James Reilly had sought talks with Finance officials on how money could be spent
Then minister for health James Reilly had directed his officials to seek a meeting with the Department of Finance as part of a process aimed at determining how the surplus would be spent. Photograph: Bryan O’Brien
A €55 million financial surplus generated by a health insurance scheme that was in place up to the end of 2012 to underpin the market has been absorbed by the exchequer.
The windfall arose following the closure of the interim age-related tax credit scheme in the health insurance market. It was in operation from 2009 until the introduction of a permanent risk-equalisation scheme in the health insurance market in 2013.
The Irish Times reported last year that the surplus in place at the closure of the interim age-related tax credit scheme was of the order of €55 million and that the then Minister for Health James Reilly had directed his officials to seek a meeting with the department of finance as part of a process aimed at determining how the surplus would be spent.

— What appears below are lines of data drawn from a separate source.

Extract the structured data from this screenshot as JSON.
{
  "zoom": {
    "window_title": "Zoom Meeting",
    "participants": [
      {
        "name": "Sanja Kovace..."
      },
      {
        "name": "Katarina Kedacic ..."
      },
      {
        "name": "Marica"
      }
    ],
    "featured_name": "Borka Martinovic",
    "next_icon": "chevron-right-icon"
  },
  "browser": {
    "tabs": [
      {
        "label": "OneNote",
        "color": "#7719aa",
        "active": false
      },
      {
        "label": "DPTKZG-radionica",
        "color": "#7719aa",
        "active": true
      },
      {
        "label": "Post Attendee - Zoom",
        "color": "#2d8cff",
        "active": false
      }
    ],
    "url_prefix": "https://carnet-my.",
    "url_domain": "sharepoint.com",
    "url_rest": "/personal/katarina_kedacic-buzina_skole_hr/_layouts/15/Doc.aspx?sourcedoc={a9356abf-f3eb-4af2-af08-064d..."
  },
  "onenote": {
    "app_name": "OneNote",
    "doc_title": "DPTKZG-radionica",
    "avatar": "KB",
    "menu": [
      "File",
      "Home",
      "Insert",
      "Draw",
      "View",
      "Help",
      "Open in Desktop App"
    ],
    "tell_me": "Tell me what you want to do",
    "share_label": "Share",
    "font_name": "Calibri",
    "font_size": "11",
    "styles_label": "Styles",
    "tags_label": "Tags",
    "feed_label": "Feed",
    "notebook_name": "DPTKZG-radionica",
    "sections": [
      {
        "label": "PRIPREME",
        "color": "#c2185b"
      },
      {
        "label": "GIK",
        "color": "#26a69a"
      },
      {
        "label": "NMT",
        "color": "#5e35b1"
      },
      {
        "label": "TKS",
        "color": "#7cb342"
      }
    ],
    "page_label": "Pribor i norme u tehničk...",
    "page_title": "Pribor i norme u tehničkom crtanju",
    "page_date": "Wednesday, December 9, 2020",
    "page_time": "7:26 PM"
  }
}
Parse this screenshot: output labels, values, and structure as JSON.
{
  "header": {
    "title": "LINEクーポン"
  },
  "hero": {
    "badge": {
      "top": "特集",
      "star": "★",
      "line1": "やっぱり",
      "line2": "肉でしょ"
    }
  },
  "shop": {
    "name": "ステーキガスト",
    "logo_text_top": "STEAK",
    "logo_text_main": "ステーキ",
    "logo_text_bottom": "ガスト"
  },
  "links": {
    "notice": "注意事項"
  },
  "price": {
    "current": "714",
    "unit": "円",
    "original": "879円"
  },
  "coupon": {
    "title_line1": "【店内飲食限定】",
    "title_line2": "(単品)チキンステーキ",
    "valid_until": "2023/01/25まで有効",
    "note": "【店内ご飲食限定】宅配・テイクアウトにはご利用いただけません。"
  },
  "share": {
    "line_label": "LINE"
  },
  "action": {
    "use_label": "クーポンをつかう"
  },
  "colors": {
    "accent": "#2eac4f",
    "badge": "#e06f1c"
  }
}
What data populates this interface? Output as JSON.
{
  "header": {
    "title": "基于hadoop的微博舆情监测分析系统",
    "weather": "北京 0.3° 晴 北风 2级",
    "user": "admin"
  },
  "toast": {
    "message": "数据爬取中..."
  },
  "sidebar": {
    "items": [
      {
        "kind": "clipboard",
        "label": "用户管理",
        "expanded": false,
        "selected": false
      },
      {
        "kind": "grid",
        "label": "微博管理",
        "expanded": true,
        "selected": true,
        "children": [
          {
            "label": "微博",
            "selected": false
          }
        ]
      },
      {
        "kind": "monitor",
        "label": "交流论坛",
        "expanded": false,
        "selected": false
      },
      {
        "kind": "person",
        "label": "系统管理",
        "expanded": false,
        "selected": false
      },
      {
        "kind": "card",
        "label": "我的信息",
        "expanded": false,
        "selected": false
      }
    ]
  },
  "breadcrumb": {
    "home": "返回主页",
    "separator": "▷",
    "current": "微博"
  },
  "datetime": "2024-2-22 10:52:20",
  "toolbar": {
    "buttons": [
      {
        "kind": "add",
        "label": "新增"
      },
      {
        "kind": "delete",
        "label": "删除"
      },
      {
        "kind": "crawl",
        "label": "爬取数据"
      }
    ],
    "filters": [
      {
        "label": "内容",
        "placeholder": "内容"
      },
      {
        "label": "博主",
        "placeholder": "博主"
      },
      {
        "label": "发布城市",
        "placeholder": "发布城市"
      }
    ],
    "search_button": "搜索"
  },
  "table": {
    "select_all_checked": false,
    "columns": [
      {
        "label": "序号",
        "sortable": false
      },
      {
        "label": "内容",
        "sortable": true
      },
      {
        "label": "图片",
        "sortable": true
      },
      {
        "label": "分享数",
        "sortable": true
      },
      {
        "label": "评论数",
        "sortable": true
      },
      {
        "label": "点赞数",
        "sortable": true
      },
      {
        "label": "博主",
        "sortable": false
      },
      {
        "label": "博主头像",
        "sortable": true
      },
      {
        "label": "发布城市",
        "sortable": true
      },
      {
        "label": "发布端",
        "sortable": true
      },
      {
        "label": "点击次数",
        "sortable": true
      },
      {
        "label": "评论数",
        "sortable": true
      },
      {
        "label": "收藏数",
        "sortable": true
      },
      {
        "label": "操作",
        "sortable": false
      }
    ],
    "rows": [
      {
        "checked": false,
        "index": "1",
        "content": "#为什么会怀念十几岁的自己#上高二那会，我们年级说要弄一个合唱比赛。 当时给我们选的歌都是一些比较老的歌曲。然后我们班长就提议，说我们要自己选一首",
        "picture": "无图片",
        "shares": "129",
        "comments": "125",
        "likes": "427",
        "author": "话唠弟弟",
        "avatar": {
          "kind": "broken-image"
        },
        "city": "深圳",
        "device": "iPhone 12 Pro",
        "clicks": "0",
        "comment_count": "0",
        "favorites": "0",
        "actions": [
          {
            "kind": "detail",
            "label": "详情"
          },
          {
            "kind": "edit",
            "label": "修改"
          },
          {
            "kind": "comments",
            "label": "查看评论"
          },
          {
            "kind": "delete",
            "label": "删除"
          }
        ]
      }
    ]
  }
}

At the time there were a number of options mooted as to how the money could be distributed.
These included giving the money back to the insurers who were in the market over the three-year period to 2012. One argument is these proceeds could be used to boost the VHI’s reserves to facilitate authorisation by the Central Bank, as long demanded by the European Commission.
There was also speculation that the Government could use the surplus to offset financial deficits in the HSE.
Highly placed sources said at the weekend that the surplus had now been absorbed by the exchequer.